The National Automobile Dealers Association convention was a busy event this year.
Probably the most important issue resolved was that for the foreseeable future you will continue to buy your new car or truck and get it serviced at a franchised dealership.
General Motors and its dealers seem to have kissed and made up. GM has stated, without any exceptions, that it will support the franchise system, and its dealers seem to support that attitude.
Only Ford Motor Co. seems intent on continuing to experiment with systems of distribution other than the franchised dealer. And to date Ford's experiments don't seem to be very successful.
Now it will be up to all the dot-coms that are coming out of the woodwork to demonstrate that they can compete with franchised dealers for customers' business, although many dot-coms seem to be sort of electronic brokers. A lot of e-commerce companies are becoming part of the franchise system. They will continue to compete for dealer loyalty and support as they try to help dealerships do a better job and sell more vehicles.
But others are telling the customer that they are selling cars directly, and that is simply not true. They are just e-commerce brokers, and my guess is that those companies will disappear fairly quickly.
If anything was demonstrated at last week's NADA convention, it was that despite all of the challenges, the franchise system seems to be alive and well.
But the real danger may be within the system. Automobile dealers should not assume that all of the rotten practices of yesterday can continue. There is absolutely no reason to assume that the retail dealer will not have to change at as rapid a rate as before. Competition from other dealers will continue to be fierce, and customers will go where they are treated the best.

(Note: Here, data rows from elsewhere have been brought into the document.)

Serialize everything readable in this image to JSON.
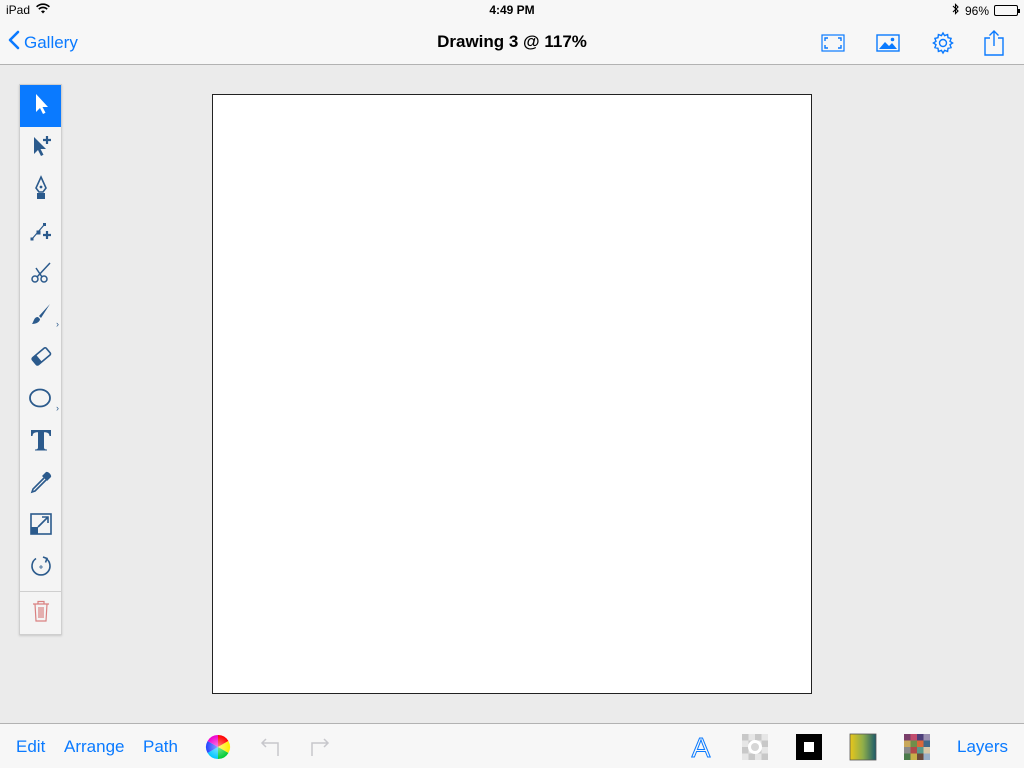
{
  "status_bar": {
    "device": "iPad",
    "time": "4:49 PM",
    "battery": "96%",
    "battery_level": 0.96
  },
  "nav_bar": {
    "back_label": "Gallery",
    "title": "Drawing 3 @ 117%",
    "icons": [
      "fullscreen-icon",
      "image-icon",
      "gear-icon",
      "share-icon"
    ]
  },
  "tools": [
    {
      "id": "select",
      "icon": "arrow-pointer-icon",
      "active": true
    },
    {
      "id": "direct-select",
      "icon": "arrow-plus-icon",
      "active": false
    },
    {
      "id": "pen",
      "icon": "pen-nib-icon",
      "active": false
    },
    {
      "id": "add-anchor",
      "icon": "anchor-plus-icon",
      "active": false
    },
    {
      "id": "scissors",
      "icon": "scissors-icon",
      "active": false
    },
    {
      "id": "brush",
      "icon": "brush-icon",
      "active": false,
      "has_submenu": true
    },
    {
      "id": "eraser",
      "icon": "eraser-icon",
      "active": false
    },
    {
      "id": "shape",
      "icon": "ellipse-icon",
      "active": false,
      "has_submenu": true
    },
    {
      "id": "text",
      "icon": "text-icon",
      "active": false
    },
    {
      "id": "eyedropper",
      "icon": "eyedropper-icon",
      "active": false
    },
    {
      "id": "scale",
      "icon": "scale-icon",
      "active": false
    },
    {
      "id": "rotate",
      "icon": "rotate-icon",
      "active": false
    },
    {
      "id": "delete",
      "icon": "trash-icon",
      "active": false
    }
  ],
  "bottom_bar": {
    "edit": "Edit",
    "arrange": "Arrange",
    "path": "Path",
    "layers": "Layers",
    "text_style_glyph": "A"
  },
  "colors": {
    "accent": "#0a7aff",
    "tool_icon": "#2b5a8c",
    "trash_icon": "#d98080",
    "canvas": "#ffffff",
    "background": "#ebebeb"
  }
}
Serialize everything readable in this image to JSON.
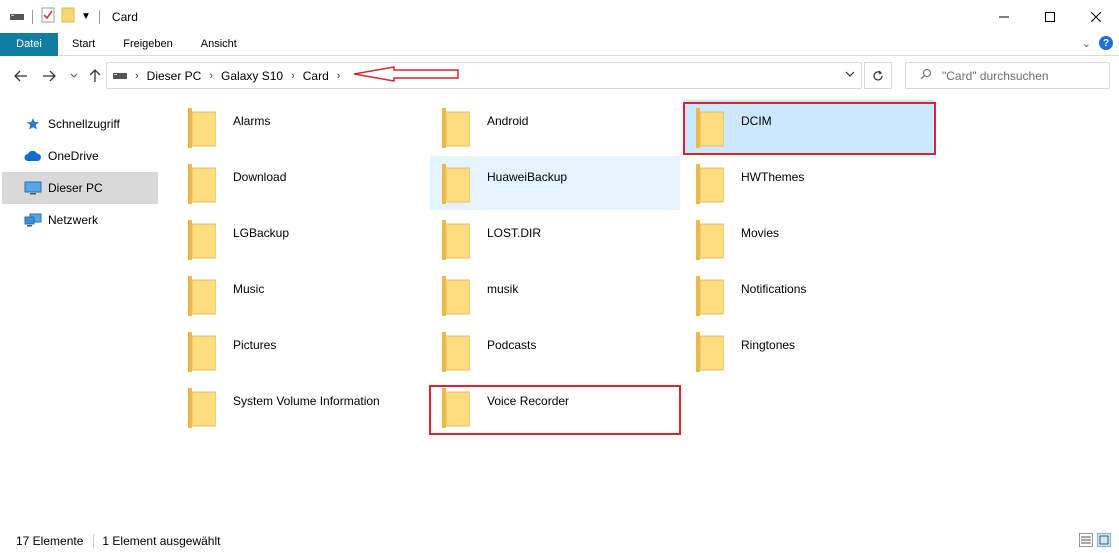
{
  "window": {
    "title": "Card"
  },
  "ribbon": {
    "file": "Datei",
    "tabs": [
      "Start",
      "Freigeben",
      "Ansicht"
    ]
  },
  "address": {
    "crumbs": [
      "Dieser PC",
      "Galaxy S10",
      "Card"
    ]
  },
  "search": {
    "placeholder": "\"Card\" durchsuchen"
  },
  "sidebar": {
    "items": [
      "Schnellzugriff",
      "OneDrive",
      "Dieser PC",
      "Netzwerk"
    ]
  },
  "folders": [
    "Alarms",
    "Android",
    "DCIM",
    "Download",
    "HuaweiBackup",
    "HWThemes",
    "LGBackup",
    "LOST.DIR",
    "Movies",
    "Music",
    "musik",
    "Notifications",
    "Pictures",
    "Podcasts",
    "Ringtones",
    "System Volume Information",
    "Voice Recorder"
  ],
  "status": {
    "count": "17 Elemente",
    "selected": "1 Element ausgewählt"
  },
  "colors": {
    "accent": "#0f7ea0",
    "selection": "#cce8ff",
    "annotation": "#d8262e"
  }
}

E-commerce will make today's consumer the best informed in our history, and dealers must be far better informed. Today's salespeople must know everything there is to know about their products because their customers know everything.
The challenges are still here for the dealer. It would appear that competing with the factory is not one of them. Treat the customer as king, a very well-informed king, and we will all be ready for this century. Otherwise dealers will get killed by their competitors, and they'll have no one to blame but themselves.